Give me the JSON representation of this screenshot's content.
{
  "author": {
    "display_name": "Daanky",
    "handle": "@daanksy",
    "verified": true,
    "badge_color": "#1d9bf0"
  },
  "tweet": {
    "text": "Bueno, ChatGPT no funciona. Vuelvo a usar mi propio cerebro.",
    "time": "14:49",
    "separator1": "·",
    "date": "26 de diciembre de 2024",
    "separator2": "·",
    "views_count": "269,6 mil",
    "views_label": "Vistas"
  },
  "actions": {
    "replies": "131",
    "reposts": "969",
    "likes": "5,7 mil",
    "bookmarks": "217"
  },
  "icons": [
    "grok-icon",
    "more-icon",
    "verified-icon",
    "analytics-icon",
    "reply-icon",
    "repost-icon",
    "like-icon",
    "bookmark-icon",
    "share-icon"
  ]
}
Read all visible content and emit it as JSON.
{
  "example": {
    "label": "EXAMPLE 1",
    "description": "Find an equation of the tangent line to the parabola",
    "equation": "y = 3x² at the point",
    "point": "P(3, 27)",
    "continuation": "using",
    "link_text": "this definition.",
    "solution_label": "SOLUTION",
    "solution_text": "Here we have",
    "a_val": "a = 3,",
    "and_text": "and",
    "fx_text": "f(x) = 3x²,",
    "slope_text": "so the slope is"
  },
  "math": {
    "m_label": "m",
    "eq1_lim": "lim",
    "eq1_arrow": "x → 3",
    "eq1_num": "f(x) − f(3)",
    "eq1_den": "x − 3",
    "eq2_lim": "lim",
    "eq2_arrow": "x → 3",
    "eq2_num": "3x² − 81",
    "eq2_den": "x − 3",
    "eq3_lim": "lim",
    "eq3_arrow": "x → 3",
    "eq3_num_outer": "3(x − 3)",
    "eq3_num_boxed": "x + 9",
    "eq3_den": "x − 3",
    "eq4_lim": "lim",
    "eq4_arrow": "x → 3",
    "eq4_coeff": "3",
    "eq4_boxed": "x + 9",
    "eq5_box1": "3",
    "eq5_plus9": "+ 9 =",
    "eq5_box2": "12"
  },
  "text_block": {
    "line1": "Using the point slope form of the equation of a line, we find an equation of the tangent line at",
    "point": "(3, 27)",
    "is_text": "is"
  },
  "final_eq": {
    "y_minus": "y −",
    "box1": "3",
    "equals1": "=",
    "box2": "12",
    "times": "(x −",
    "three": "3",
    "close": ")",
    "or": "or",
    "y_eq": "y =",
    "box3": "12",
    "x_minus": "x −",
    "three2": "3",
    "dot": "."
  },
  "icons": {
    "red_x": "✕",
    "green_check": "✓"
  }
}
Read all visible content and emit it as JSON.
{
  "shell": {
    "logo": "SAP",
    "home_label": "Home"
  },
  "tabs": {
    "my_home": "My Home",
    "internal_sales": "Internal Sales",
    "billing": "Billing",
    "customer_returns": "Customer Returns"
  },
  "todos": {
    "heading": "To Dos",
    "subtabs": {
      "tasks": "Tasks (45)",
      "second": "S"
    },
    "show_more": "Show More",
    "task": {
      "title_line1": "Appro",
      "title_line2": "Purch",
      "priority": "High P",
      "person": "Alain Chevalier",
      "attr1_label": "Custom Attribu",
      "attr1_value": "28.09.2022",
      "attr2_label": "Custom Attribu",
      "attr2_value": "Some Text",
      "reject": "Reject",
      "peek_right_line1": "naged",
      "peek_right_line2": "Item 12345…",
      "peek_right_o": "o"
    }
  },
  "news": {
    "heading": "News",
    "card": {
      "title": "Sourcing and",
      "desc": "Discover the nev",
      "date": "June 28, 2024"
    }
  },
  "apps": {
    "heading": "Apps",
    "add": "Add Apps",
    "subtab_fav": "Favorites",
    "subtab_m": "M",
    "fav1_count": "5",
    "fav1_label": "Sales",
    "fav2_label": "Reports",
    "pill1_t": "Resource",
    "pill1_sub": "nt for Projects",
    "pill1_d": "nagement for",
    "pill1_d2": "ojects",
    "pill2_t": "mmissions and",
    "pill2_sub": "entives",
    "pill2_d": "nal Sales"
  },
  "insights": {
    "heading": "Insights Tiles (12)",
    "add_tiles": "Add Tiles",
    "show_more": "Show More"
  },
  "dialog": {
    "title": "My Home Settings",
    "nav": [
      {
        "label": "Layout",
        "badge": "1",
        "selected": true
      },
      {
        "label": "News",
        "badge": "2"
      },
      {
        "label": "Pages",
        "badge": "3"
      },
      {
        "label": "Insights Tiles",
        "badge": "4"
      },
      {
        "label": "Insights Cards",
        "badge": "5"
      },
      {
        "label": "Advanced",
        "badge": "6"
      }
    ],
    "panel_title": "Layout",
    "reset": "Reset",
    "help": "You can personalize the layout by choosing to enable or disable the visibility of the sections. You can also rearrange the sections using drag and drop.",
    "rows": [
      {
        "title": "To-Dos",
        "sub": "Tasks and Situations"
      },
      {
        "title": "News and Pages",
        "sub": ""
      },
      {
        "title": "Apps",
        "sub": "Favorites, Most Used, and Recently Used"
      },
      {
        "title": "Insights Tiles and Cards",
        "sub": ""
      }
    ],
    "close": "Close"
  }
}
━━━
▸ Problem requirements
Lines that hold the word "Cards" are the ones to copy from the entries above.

▸ Response area
        "label": "Insights Cards",
        "title": "Insights Tiles and Cards",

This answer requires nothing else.